Items from an interface collection:
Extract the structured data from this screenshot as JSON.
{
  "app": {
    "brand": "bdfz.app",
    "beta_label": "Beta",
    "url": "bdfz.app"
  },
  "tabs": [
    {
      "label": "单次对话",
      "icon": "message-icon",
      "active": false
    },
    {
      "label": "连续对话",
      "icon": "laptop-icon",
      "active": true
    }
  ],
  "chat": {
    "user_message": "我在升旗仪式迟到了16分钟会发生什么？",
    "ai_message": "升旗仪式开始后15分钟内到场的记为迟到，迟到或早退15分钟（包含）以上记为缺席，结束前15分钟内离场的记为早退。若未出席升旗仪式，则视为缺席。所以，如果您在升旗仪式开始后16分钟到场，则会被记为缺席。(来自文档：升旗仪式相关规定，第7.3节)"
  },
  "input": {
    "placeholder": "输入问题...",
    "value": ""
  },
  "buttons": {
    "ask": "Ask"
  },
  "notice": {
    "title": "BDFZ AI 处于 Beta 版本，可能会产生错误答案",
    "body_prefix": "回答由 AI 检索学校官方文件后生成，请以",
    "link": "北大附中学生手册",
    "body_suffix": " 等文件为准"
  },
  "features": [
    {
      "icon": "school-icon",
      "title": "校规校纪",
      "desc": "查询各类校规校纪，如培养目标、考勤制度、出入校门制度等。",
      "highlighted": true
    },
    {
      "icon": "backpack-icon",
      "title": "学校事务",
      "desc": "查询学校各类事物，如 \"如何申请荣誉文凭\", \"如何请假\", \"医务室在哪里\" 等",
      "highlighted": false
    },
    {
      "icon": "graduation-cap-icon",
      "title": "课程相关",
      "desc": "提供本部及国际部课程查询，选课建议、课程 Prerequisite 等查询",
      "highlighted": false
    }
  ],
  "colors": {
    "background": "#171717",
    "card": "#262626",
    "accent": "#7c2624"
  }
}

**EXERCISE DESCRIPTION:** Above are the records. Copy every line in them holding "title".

**RESULT FOR THIS EXERCISE:**
    "title": "BDFZ AI 处于 Beta 版本，可能会产生错误答案",
      "title": "校规校纪",
      "title": "学校事务",
      "title": "课程相关",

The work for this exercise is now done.